It’s not only her work for women, children, better education and health care. It’s not only her efforts on behalf of the 9/11 victims. One of the biggest crimes of this mud-slinging campaign is that Trump and others have criminally maligned the Clinton Foundation, which has helped millions and millions of people in more than 100 countries all over the world. They do good, serious, needed work and have been given four stars (out of four) by CharityNavigator.com. Trump points out that the Clinton Foundation has taken money from human-rights violators. And it has. To put toward charitable causes. That is some smart money-management.
5) She has concrete, understandable policy plans
Her policies are much more thought-out, much more defined and built on much better information (because of her first-hand experience) than Trump’s. Agree with them or not, she has plans. Real plans. The Internet is full of comparisons out there on the issues, if you actually want to get into policy. The Wall Street Journal has one here.

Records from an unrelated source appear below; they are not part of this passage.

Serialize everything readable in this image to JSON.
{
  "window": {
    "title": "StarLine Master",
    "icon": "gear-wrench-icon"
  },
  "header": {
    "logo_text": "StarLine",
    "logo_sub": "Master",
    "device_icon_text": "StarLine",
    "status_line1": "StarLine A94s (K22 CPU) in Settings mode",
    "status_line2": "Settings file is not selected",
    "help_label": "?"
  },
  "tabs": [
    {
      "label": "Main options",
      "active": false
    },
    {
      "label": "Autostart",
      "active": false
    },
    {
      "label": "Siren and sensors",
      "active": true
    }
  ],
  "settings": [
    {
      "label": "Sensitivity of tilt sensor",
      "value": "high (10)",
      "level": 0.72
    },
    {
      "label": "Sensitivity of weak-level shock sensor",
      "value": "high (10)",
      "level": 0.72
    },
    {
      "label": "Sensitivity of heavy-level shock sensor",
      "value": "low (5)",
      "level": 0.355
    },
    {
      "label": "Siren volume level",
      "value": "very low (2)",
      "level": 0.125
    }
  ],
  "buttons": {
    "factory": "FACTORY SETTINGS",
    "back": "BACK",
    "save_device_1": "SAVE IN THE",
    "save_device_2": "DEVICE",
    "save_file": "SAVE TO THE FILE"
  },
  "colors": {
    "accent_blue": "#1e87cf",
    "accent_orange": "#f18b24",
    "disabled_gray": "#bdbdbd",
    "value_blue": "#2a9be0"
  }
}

6) She’s cool under pressure
Clinton has been called “crooked,” a “liar” and worse by her opponent. To her face. She has been vilified for what her husband has done. She has been portrayed as a failure. She has been constantly grilled by Republicans in Congress. She has been blamed for the deaths of four Americans in Benghazi (more so than the terrorists who, you know, killed them). Yet she’s chill in the face of it all. Which bugs her enemies even more.
From the Washington Times:
“Even in the middle of crisis, she listens to people, and keeps her cool, and treats everybody with respect,” Mr. Obama said. “And no matter how daunting the odds; no matter how much people try to knock her down, she never, ever quits. That’s the Hillary I’ve come to admire. And that’s why I can say with confidence there has never been a man or a woman more qualified than Hillary Clinton to serve as president.”
7) She’s cautious, not “crooked”
Trump has his scandals (including some concerning his foundation). Clinton certainly has hers. Yet she’s always stayed above them all, despite years of Republicans (and yes, this is partisan) trying to bring her down. Is there a chance, you should ask, that she is clean after all? Because, after all, nothing has stuck. Is there a chance?
8) She’s for sane gun-control measures
Trump and other members of the NRA-backed right cry that Clinton wants to take away Second Amendment rights. She, of course, does not. She is for better background checks to make sure criminals and the mentally ill can’t get their hands on guns. She’s for closing loopholes that allow for those who buy guns at gun shows and over the Internet to skirt background checks. She’d like to ban assault-style weapons. All common-sense measures. Smart measures. Your handguns and your hunting rifles are safe from Clinton.
9) She’s inclusive
She doesn’t want open borders, as Trump and his flunkies have claimed, but she knows the value of immigrants to this country. She’s sympathetic to the plight of war refugees in Syria and is willing to take them in (again, despite what Trump says, after they are thoroughly vetted). She thinks Muslims can and are useful members of American society.
10) She’s optimistic
Clinton talks of the greatness of America and the promise of the future. She doesn’t pine for a return to some idyllic past. She doesn’t say America is doomed if she is not elected. She points out the positives (the numbers are actually pretty good on crime, and on jobs, and on the economy). She realizes the challenges we face. She knows there are always challenges, and that many are very serious. As you’ve seen, she’s a pretty serious person.
A couple of weeks ago, in the Fulton County library branch that’s just a 9-iron from my house, I voted for Clinton. After all the clatter of this campaign, it turned out that it really wasn’t a difficult choice. In the end, I voted for substance, not show.